▶ [Task statement]:
Determine how many lines of the data below contain "nicht", then give only that number.

▶ [Listed records]:
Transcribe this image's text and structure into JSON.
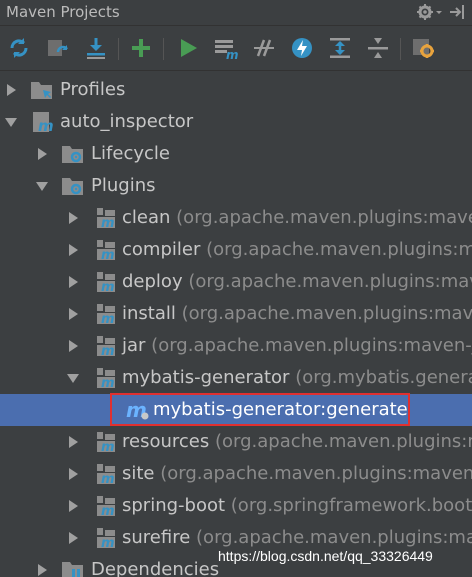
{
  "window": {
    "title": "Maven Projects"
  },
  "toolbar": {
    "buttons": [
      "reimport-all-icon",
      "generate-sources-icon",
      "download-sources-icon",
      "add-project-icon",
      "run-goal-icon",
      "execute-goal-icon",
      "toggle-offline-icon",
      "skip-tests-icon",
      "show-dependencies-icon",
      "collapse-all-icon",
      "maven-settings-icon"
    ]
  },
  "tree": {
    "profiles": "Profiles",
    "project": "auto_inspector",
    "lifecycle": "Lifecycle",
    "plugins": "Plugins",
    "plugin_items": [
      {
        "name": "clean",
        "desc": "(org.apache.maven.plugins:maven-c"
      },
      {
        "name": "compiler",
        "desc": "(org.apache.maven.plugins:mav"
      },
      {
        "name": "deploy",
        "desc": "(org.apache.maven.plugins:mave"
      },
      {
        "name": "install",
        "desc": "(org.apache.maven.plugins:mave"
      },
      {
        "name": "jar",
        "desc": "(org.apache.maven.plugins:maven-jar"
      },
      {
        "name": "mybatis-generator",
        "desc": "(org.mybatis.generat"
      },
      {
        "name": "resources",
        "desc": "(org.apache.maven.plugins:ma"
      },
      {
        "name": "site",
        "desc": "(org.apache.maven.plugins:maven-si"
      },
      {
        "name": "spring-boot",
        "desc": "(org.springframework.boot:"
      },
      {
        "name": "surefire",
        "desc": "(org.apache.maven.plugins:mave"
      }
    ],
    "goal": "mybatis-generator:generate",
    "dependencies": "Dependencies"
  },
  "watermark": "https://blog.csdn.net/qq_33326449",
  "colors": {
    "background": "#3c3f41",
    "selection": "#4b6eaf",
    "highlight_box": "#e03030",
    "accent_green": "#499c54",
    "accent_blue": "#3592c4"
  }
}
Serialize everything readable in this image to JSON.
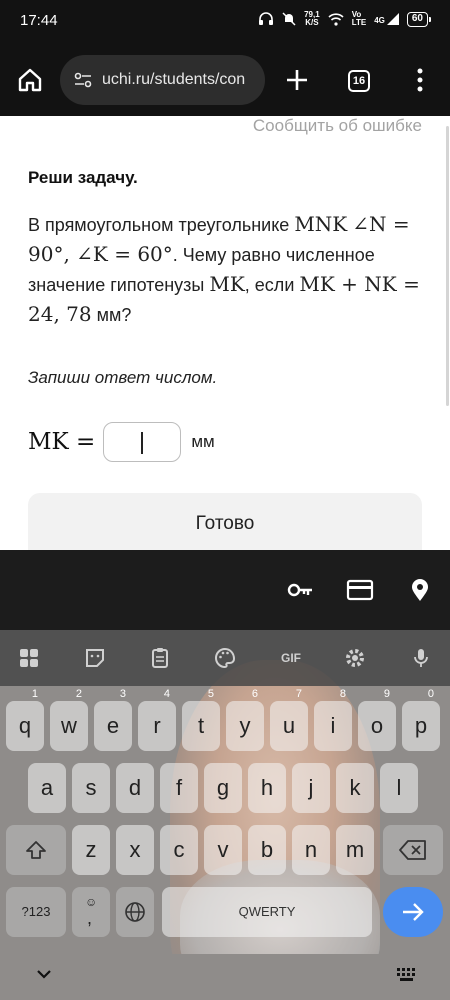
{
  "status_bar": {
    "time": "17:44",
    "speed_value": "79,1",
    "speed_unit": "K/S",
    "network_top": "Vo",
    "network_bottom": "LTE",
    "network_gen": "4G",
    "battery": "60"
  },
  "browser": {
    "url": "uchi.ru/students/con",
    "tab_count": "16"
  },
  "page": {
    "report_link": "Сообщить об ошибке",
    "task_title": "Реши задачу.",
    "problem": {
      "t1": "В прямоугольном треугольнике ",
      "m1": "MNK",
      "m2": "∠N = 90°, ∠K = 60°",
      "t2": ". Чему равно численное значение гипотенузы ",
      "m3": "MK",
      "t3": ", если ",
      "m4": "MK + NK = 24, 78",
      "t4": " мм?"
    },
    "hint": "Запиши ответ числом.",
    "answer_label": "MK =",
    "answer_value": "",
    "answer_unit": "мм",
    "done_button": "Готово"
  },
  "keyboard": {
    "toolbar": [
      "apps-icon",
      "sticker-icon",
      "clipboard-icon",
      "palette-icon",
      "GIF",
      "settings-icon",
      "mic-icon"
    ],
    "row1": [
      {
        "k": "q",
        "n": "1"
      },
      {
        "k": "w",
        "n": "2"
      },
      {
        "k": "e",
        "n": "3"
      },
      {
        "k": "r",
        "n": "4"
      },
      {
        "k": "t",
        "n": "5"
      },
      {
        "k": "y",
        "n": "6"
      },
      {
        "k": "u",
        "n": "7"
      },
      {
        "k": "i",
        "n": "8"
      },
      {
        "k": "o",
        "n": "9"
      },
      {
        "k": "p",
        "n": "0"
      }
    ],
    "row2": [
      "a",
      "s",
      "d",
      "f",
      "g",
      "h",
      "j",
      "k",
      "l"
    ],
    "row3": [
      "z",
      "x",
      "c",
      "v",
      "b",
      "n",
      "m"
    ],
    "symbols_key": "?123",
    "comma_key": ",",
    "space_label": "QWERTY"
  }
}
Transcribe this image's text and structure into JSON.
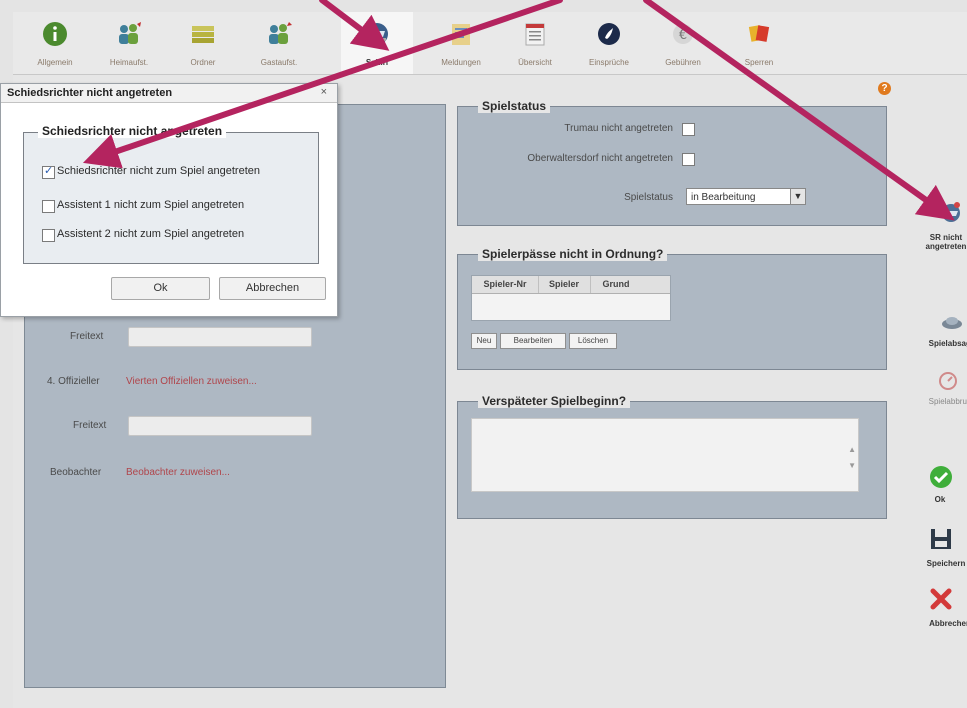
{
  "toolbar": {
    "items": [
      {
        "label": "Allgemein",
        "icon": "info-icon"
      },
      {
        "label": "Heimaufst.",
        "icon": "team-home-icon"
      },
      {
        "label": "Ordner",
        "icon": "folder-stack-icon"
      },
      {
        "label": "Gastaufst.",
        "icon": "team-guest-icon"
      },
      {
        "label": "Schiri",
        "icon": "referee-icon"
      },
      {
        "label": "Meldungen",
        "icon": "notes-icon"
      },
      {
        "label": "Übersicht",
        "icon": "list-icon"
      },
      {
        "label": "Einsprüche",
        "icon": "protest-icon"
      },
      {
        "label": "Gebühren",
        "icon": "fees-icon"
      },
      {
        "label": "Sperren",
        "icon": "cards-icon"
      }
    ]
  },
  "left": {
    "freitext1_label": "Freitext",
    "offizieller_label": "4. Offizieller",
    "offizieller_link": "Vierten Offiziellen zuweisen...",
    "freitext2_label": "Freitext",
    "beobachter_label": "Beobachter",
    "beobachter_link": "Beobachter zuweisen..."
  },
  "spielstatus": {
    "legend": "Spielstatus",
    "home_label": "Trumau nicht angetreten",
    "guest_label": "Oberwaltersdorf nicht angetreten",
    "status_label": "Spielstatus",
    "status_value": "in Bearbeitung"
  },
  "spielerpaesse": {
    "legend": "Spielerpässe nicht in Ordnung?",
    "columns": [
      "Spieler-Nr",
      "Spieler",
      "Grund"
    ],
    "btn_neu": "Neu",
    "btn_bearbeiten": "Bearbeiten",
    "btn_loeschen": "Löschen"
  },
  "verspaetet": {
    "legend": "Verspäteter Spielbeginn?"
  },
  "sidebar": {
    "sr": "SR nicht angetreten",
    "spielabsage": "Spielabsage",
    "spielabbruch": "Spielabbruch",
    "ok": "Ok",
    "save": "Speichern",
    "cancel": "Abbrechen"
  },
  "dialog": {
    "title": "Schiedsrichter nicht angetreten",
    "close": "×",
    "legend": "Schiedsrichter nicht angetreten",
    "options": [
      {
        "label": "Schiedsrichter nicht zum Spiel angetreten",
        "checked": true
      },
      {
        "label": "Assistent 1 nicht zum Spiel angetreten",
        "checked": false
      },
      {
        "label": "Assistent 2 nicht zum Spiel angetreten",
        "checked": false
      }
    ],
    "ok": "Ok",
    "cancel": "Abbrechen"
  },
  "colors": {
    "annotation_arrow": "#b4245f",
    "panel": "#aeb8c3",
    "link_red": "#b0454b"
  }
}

▶ [Worked solution]:
9